I seem to be ordering on ebay from China or Poland but you don’t have much
selection in speed or power and all the chips are CMOS.
A usb programer is not that much. $200?

I re-read the MicroCornicopia article and it discusses PAL to GAL conversion. I am less concerned about it now. I usually get GAL16V8 and GAL22V10 from AliExpress. The quality is hit-or-miss but if you get enough you can get some decent parts.

The original article is amazingly complete. I noticed that I also have the source code for the boot ROMs although I am going to have to keep digging to find out what the tool chain is. The filename is ROM.A32 if that provides any clue. Looks to be some form of NS32000 assembler.

Also, the article mentions the PAL equations are documented in PALASM. There are modern equivalents like GALASM which can synthesize the JEDEC files from the PALASM code. So very positive on the hardware side.

Still would need someone to work on the software side.

Although the PD32 is on a PC/XT board, there are instructions for converting to other 8-bit computers. The PD32 uses a parallel port to communicate with the host computer so the interface is quite basic.

Atmel (Now Microchip) still manufacture GALs but you might need an updated programmer - e.g. the TL866II Plus or their newer variants. The older Lattice GALs are becoming harder to find but I’ve not had issues with the ones I’ve bought via ebay (from China).

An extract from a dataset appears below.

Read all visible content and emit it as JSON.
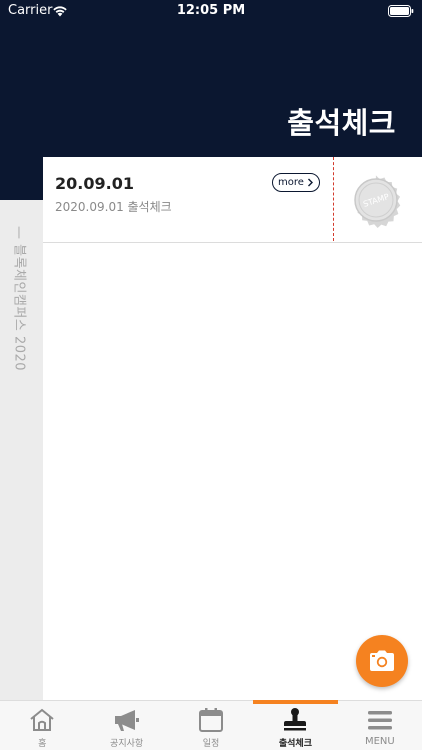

Well, you actually can run a program on the 1541 without actual computer (sort of), here is a video: Freespin demo running on Commodore 1541 floppy drive